  1. Breast Cancer: Deemed the most common and aggressive form of cancer amongst women, breast cancer primarily originates in the lining of your milk ducts. It rapidly spreads to the other organs if detected at a later stage. Vigilance is the key factor in preventing this disease. Monthly self-examinations and mammography’s are advised for those who carry the BRCA 1 and BRCA 2 genes. Lumps, thickness, or swellings are good indicators of its onset. Depending on the risk factors, a mastectomy is an excellent preventive measure, while following healthy lifestyle habits and other treatment modalities such as chemotherapy.
  2. Cervical Cancer: Women of lower socioeconomic backgrounds are at a higher risk of contracting cancerous cells in their cervix. Correlated to poor menstrual and sexual hygiene, cervical cancer accounts for 12% of cancerous deaths. The advent of technology has led to detection at earlier stages with the help of Pap Smears. Other medical interventions include the HPV vaccine, radiation, and chemotherapy.
  3. Osteoporosis: This is a “silent disease” that causes your bones to weaken, thereby increasing the risk of fractures. Often seen in older, postmenopausal women, you can avert it by taking precautions in your youth as your bone mass, which retains your bone density grows till your 20s. Since osteoporosis is indicative of a calcium-poor diet and sedentary lifestyle, appropriate changes can be made.

Isn’t prevention always better than the cure? True, most of these illnesses are deep-rooted in hereditary or biological factors, but there are various inhibitory steps that you can abide by to lead a healthier, happier life. Read on to know more.
    
 

HEALTH HERALD: SOME LIFESTYLE HABITS TO NIP OFF THE BUD

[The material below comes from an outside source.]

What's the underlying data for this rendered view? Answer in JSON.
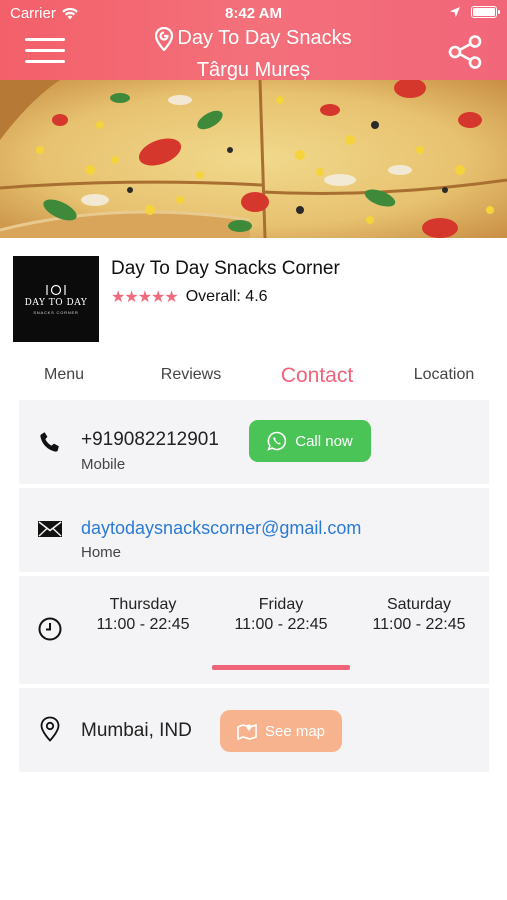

Seeking a far-reaching outcry, as human beings, we sometimes forget that our mind and body are strongly interrelated. While most of these illnesses raise the incidence of stress and anxiety, several self-care practices can help you discipline your lifestyle or deal with the harrowing diagnosis. Some important tips to remember are:
  • Eat a nutritious diet to ensure that your body is replenished with the necessary vitamins and minerals.
  • Reduce the consumption of caffeine, alcohol, and smoking.
  • Sleep for at least 7 hours a day and let your body heal and refuel.
  • Get moving and incorporate some form of exercise every day.
  • Practice meditation, yoga, or relaxation techniques to keep you stress-free, thereby reducing the risk of cardiovascular diseases.
  • Educate yourself and others with resources on the same, and get regular check-ups done after the age of 40.
  • Try alternate therapies such as aromatherapy to provide serene relief.
  • Letting nature take its course, conceive at an appropriate age.
  • Follow extraordinary hygiene practices.
  • Lastly, know when to visit the doctor.

In conclusion, do not forget to tune in and make yourself a priority. From woman to woman, our health translates into the well-being of society. We’ve got this!